MASERU — Chief Justice Mahapela Lehohla on Friday sang praises for the clergy for their role in the formation of a coalition government in Lesotho last June. In his keynote address to officially open the High Court session on Friday, Justice Lehohla said the coalition government “equals progress and national peace of mind”. The Chief Justice said “the Lesotho voters and the wisdom of coalition partners are worthy of high commendation”.
He said the formation of the coalition government had saved him the usual bother occurring after every general election, of appointing panels of judges of three per election petition lasting weeks on end which are heard at the expense of other cases.
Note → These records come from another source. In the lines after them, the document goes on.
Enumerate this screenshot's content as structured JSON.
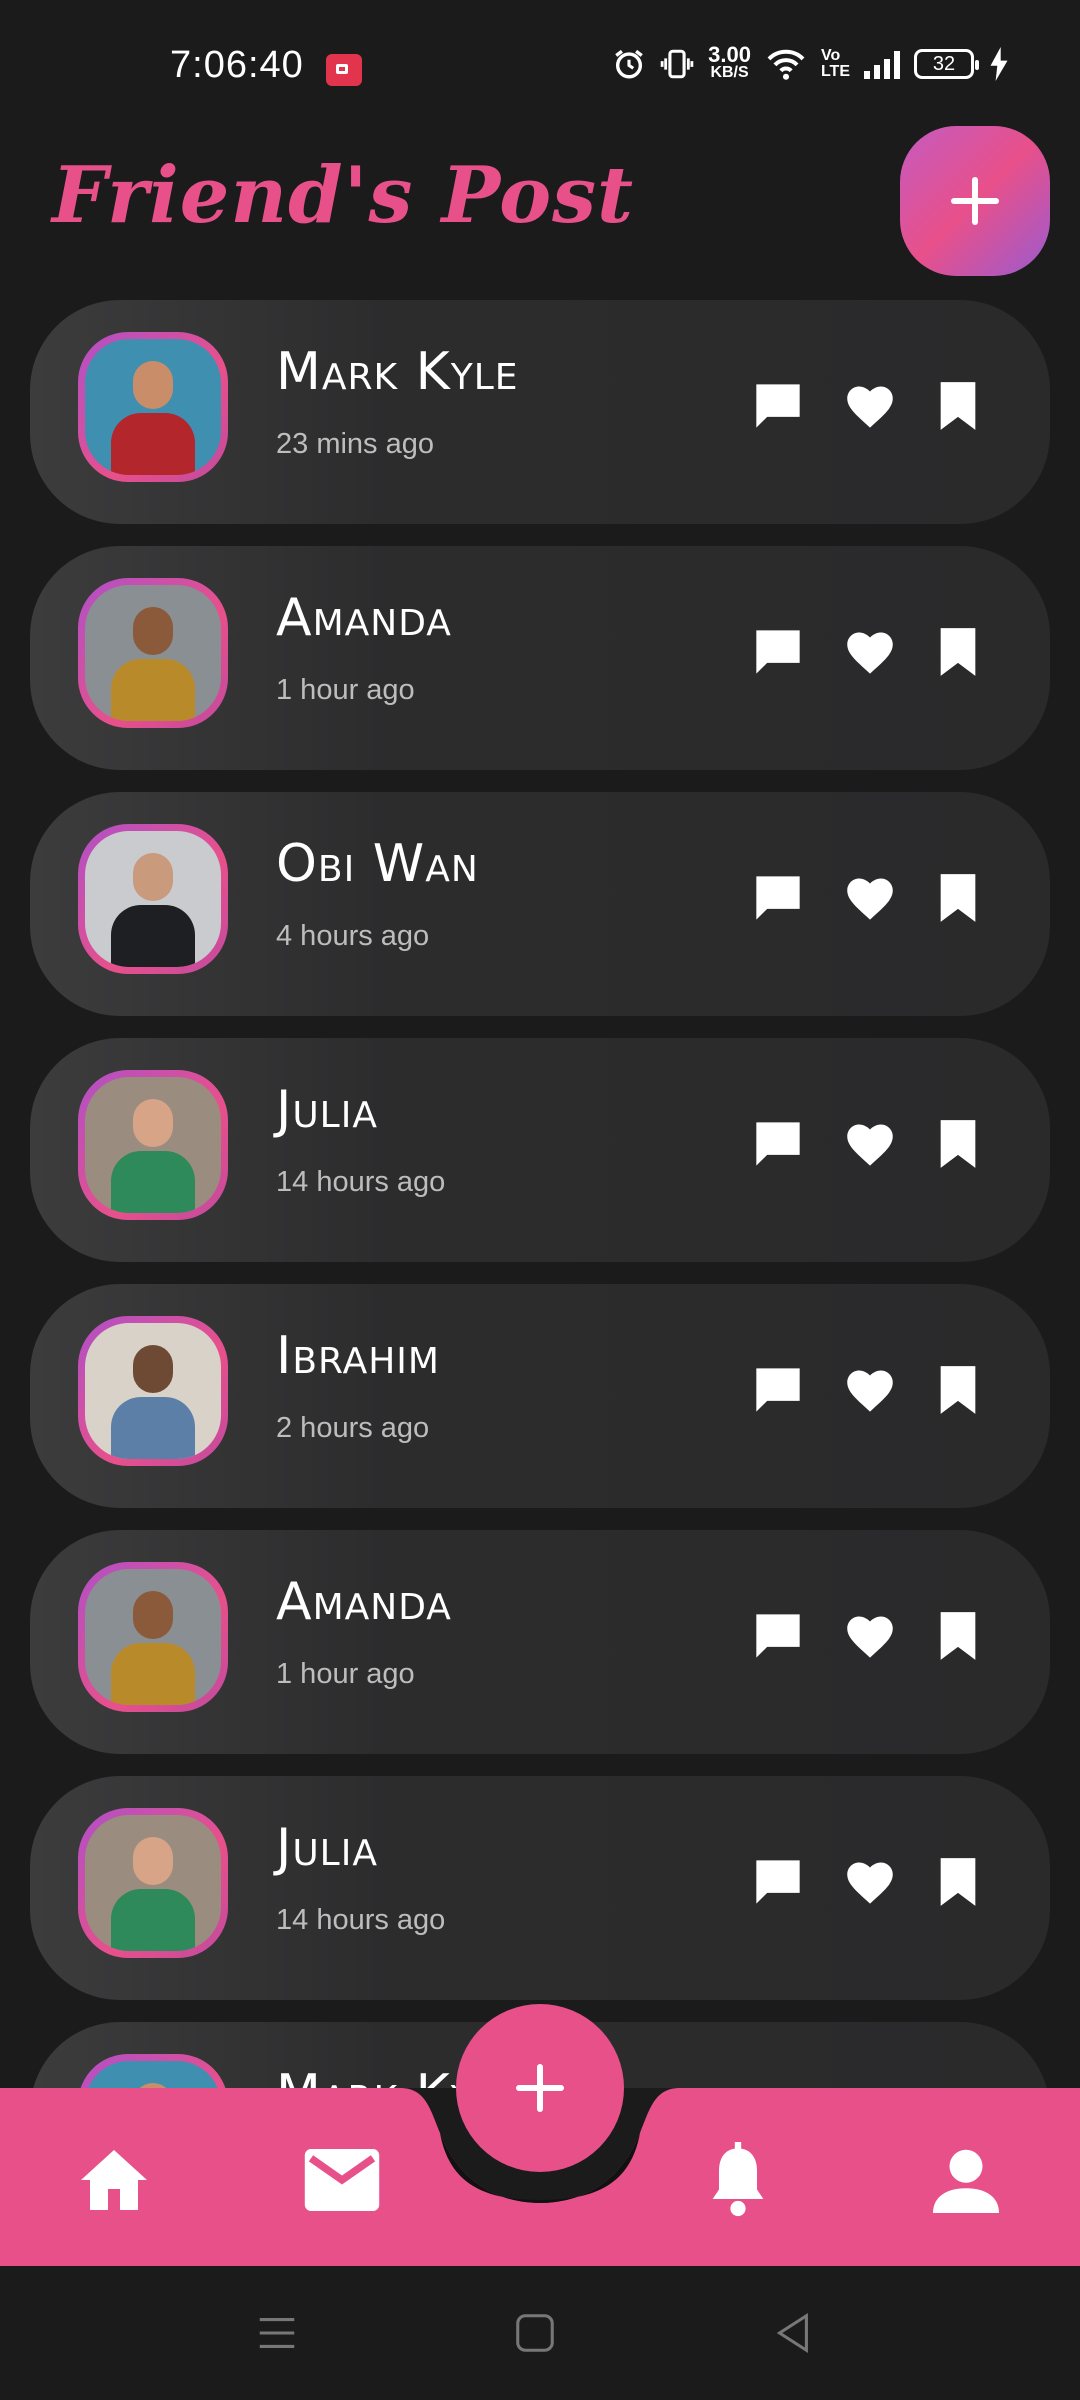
{
  "status_bar": {
    "time": "7:06:40",
    "net_speed_value": "3.00",
    "net_speed_unit": "KB/S",
    "volte_top": "Vo",
    "volte_bottom": "LTE",
    "battery": "32",
    "icons": [
      "screen-record-icon",
      "alarm-icon",
      "vibrate-icon",
      "wifi-icon",
      "signal-icon",
      "battery-icon",
      "charging-icon"
    ]
  },
  "header": {
    "title": "Friend's Post"
  },
  "posts": [
    {
      "name": "Mark Kyle",
      "time": "23 mins ago",
      "avatar_bg": "#3f8fb0",
      "shirt": "#b3262c",
      "skin": "#c98d6a"
    },
    {
      "name": "Amanda",
      "time": "1 hour ago",
      "avatar_bg": "#8a8f93",
      "shirt": "#b98a2a",
      "skin": "#8a5a3a"
    },
    {
      "name": "Obi Wan",
      "time": "4 hours ago",
      "avatar_bg": "#c9cbcf",
      "shirt": "#1e1f23",
      "skin": "#c99a7c"
    },
    {
      "name": "Julia",
      "time": "14 hours ago",
      "avatar_bg": "#9a8c7f",
      "shirt": "#2e8a5a",
      "skin": "#d8a488"
    },
    {
      "name": "Ibrahim",
      "time": "2 hours ago",
      "avatar_bg": "#d8d2c8",
      "shirt": "#5c7fa8",
      "skin": "#6e4a34"
    },
    {
      "name": "Amanda",
      "time": "1 hour ago",
      "avatar_bg": "#8a8f93",
      "shirt": "#b98a2a",
      "skin": "#8a5a3a"
    },
    {
      "name": "Julia",
      "time": "14 hours ago",
      "avatar_bg": "#9a8c7f",
      "shirt": "#2e8a5a",
      "skin": "#d8a488"
    },
    {
      "name": "Mark Kyle",
      "time": "",
      "avatar_bg": "#3f8fb0",
      "shirt": "#b3262c",
      "skin": "#c98d6a"
    }
  ],
  "post_actions": [
    "comment-icon",
    "heart-icon",
    "bookmark-icon"
  ],
  "bottom_nav": {
    "items": [
      "home-icon",
      "mail-icon",
      "add-icon",
      "bell-icon",
      "profile-icon"
    ]
  },
  "colors": {
    "accent": "#e8508a",
    "background": "#1b1b1c",
    "card": "#2c2c2d"
  }
}
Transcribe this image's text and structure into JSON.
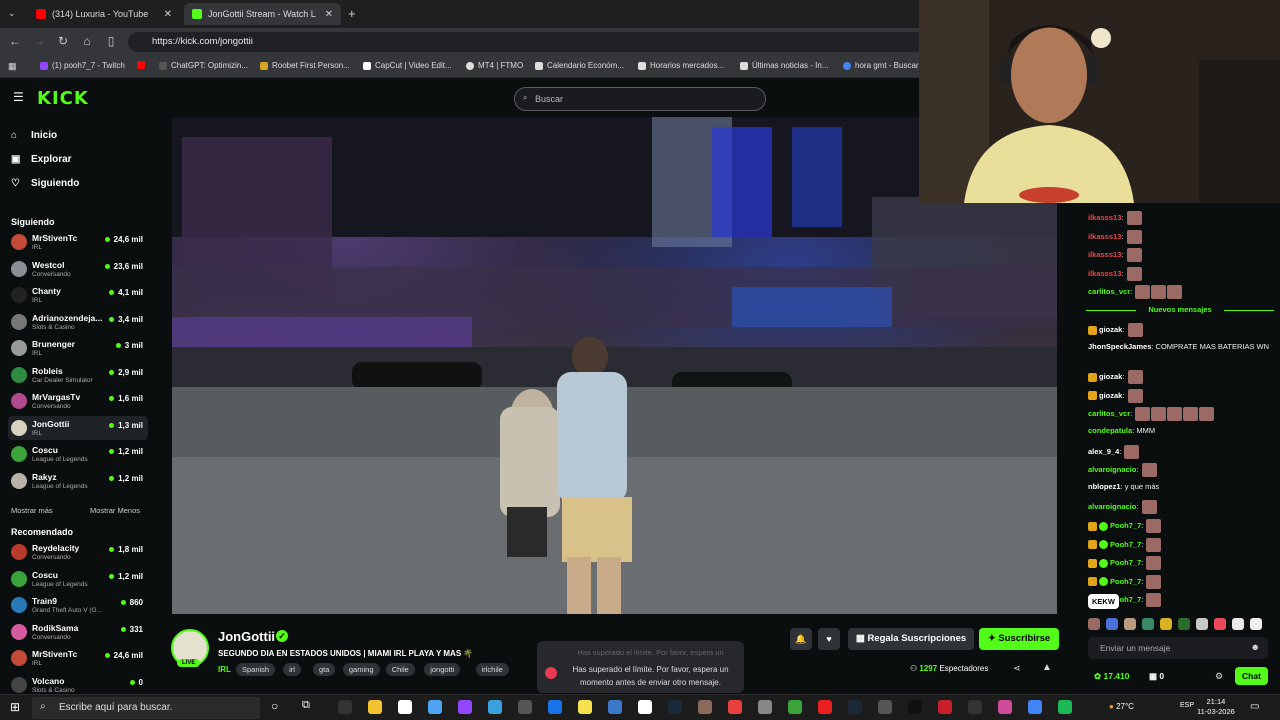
{
  "browser": {
    "tabs": [
      {
        "title": "(314) Luxuria - YouTube",
        "color": "#ff0000"
      },
      {
        "title": "JonGottii Stream - Watch L",
        "color": "#53fc18"
      }
    ],
    "url": "https://kick.com/jongottii",
    "bookmarks": [
      {
        "label": "(1) pooh7_7 - Twitch",
        "color": "#9146ff"
      },
      {
        "label": "",
        "color": "#ff0000"
      },
      {
        "label": "ChatGPT: Optimizin...",
        "color": "#444"
      },
      {
        "label": "Roobet First Person...",
        "color": "#d6a520"
      },
      {
        "label": "CapCut | Video Edit...",
        "color": "#ffffff"
      },
      {
        "label": "MT4 | FTMO",
        "color": "#dddddd"
      },
      {
        "label": "Calendario Económ...",
        "color": "#dddddd"
      },
      {
        "label": "Horarios mercados...",
        "color": "#dddddd"
      },
      {
        "label": "Últimas noticias - In...",
        "color": "#dddddd"
      },
      {
        "label": "hora gmt - Buscar",
        "color": "#4285f4"
      }
    ]
  },
  "kick": {
    "search_placeholder": "Buscar",
    "nav": [
      "Inicio",
      "Explorar",
      "Siguiendo"
    ],
    "following_header": "Siguiendo",
    "following": [
      {
        "name": "MrStivenTc",
        "category": "IRL",
        "viewers": "24,6 mil",
        "color": "#c24b3a"
      },
      {
        "name": "Westcol",
        "category": "Conversando",
        "viewers": "23,6 mil",
        "color": "#8a8f96"
      },
      {
        "name": "Chanty",
        "category": "IRL",
        "viewers": "4,1 mil",
        "color": "#222"
      },
      {
        "name": "Adrianozendeja...",
        "category": "Slots & Casino",
        "viewers": "3,4 mil",
        "color": "#777"
      },
      {
        "name": "Brunenger",
        "category": "IRL",
        "viewers": "3 mil",
        "color": "#9a9a9a"
      },
      {
        "name": "Robleis",
        "category": "Car Dealer Simulator",
        "viewers": "2,9 mil",
        "color": "#2d8a3e"
      },
      {
        "name": "MrVargasTv",
        "category": "Conversando",
        "viewers": "1,6 mil",
        "color": "#b04a8e"
      },
      {
        "name": "JonGottii",
        "category": "IRL",
        "viewers": "1,3 mil",
        "color": "#d9d2c0"
      },
      {
        "name": "Coscu",
        "category": "League of Legends",
        "viewers": "1,2 mil",
        "color": "#3aa33a"
      },
      {
        "name": "Rakyz",
        "category": "League of Legends",
        "viewers": "1,2 mil",
        "color": "#b8b2a8"
      }
    ],
    "show_more": "Mostrar más",
    "show_less": "Mostrar Menos",
    "recommended_header": "Recomendado",
    "recommended": [
      {
        "name": "Reydelacity",
        "category": "Conversando",
        "viewers": "1,8 mil",
        "color": "#b73a2a"
      },
      {
        "name": "Coscu",
        "category": "League of Legends",
        "viewers": "1,2 mil",
        "color": "#3aa33a"
      },
      {
        "name": "Train9",
        "category": "Grand Theft Auto V (G...",
        "viewers": "860",
        "color": "#2a7ab8"
      },
      {
        "name": "RodikSama",
        "category": "Conversando",
        "viewers": "331",
        "color": "#d65aa0"
      },
      {
        "name": "MrStivenTc",
        "category": "IRL",
        "viewers": "24,6 mil",
        "color": "#c24b3a"
      },
      {
        "name": "Volcano",
        "category": "Slots & Casino",
        "viewers": "0",
        "color": "#444"
      }
    ]
  },
  "stream": {
    "streamer": "JonGottii",
    "live": "LIVE",
    "title": "SEGUNDO DIA EN ESTADOS UNIDOS | MIAMI IRL PLAYA Y MAS 🌴",
    "category": "IRL",
    "tags": [
      "Spanish",
      "irl",
      "gta",
      "gaming",
      "Chile",
      "jongotti",
      "irlchile"
    ],
    "gift_label": "Regala Suscripciones",
    "subscribe_label": "Suscribirse",
    "viewers_count": "1297",
    "viewers_label": "Espectadores",
    "toast_faded": "Has superado el límite. Por favor, espera un",
    "toast_text": "Has superado el límite. Por favor, espera un momento antes de enviar otro mensaje."
  },
  "chat": {
    "messages_before": [
      {
        "user": "ilkasss13",
        "text": "",
        "color": "#e84848",
        "emotes": 1
      },
      {
        "user": "ilkasss13",
        "text": "",
        "color": "#e84848",
        "emotes": 1
      },
      {
        "user": "ilkasss13",
        "text": "",
        "color": "#e84848",
        "emotes": 1
      },
      {
        "user": "ilkasss13",
        "text": "",
        "color": "#e84848",
        "emotes": 1
      },
      {
        "user": "carlitos_vcr",
        "text": "",
        "color": "#53fc18",
        "emotes": 3
      }
    ],
    "new_messages": "Nuevos mensajes",
    "messages_after": [
      {
        "user": "giozak",
        "text": "",
        "color": "#fff",
        "emotes": 1,
        "badge": true
      },
      {
        "user": "JhonSpeckJames",
        "text": "COMPRATE MAS BATERIAS WN",
        "color": "#fff",
        "emotes": 0
      },
      {
        "user": "giozak",
        "text": "",
        "color": "#fff",
        "emotes": 1,
        "badge": true
      },
      {
        "user": "giozak",
        "text": "",
        "color": "#fff",
        "emotes": 1,
        "badge": true
      },
      {
        "user": "carlitos_vcr",
        "text": "",
        "color": "#53fc18",
        "emotes": 5
      },
      {
        "user": "condepatula",
        "text": "MMM",
        "color": "#53fc18",
        "emotes": 0
      },
      {
        "user": "alex_9_4",
        "text": "",
        "color": "#fff",
        "emotes": 1
      },
      {
        "user": "alvaroignacio",
        "text": "",
        "color": "#53fc18",
        "emotes": 1
      },
      {
        "user": "nblopez1",
        "text": "y que más",
        "color": "#fff",
        "emotes": 0
      },
      {
        "user": "alvaroignacio",
        "text": "",
        "color": "#53fc18",
        "emotes": 1
      },
      {
        "user": "Pooh7_7",
        "text": "",
        "color": "#53fc18",
        "emotes": 1,
        "badge": true
      },
      {
        "user": "Pooh7_7",
        "text": "",
        "color": "#53fc18",
        "emotes": 1,
        "badge": true
      },
      {
        "user": "Pooh7_7",
        "text": "",
        "color": "#53fc18",
        "emotes": 1,
        "badge": true
      },
      {
        "user": "Pooh7_7",
        "text": "",
        "color": "#53fc18",
        "emotes": 1,
        "badge": true
      },
      {
        "user": "Pooh7_7",
        "text": "",
        "color": "#53fc18",
        "emotes": 1,
        "badge": true
      }
    ],
    "tooltip": "KEKW",
    "input_placeholder": "Enviar un mensaje",
    "points": "17.410",
    "subs": "0",
    "send_label": "Chat"
  },
  "taskbar": {
    "search_placeholder": "Escribe aquí para buscar.",
    "temperature": "27°C",
    "language": "ESP",
    "time": "21:14",
    "date": "11-03-2026"
  }
}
Three political parties – the All Basotho Convention, Lesotho Congress for Democracy and Basotho National Party – formed a coalition government after last May’s general election ending former premier Pakalitha Mosisili’s 14-year rule.
Justice Lehohla said before the formation of the coalition government Lesotho was “typified by political wrangling, mutual mistrust and general animosity”.
Quoting Prime Minister Thomas Thabane during his school days at the then University of Bechuanaland, Basutoland and Swaziland in 1964, which was later renamed the National University of Lesotho, the Chief Justice said the country was in “unanimity in disunity”. “What was needed was a substitute for all the above heartrending seeds of instability and anxiety,” Justice Lehohla said. “That substitute is a coalition government, a trend towards the formation of which was spearheaded by all the goodwill of coalition partners with the clergy at the helm,” he said.
“May the clergy be rewarded richly for their effort and admirable commitment to peace for this nation whose founder proclaimed with unwavering conviction that motse ho ahoa oa morapeli I (the humble one will enjoy peace and prosperity)”.
“Coalition now! Coalition tomorrow! Coalition forever equals progress and national peace of mind,” he said. The Chief Justice said “humanity counts for naught where divinity is disregarded”.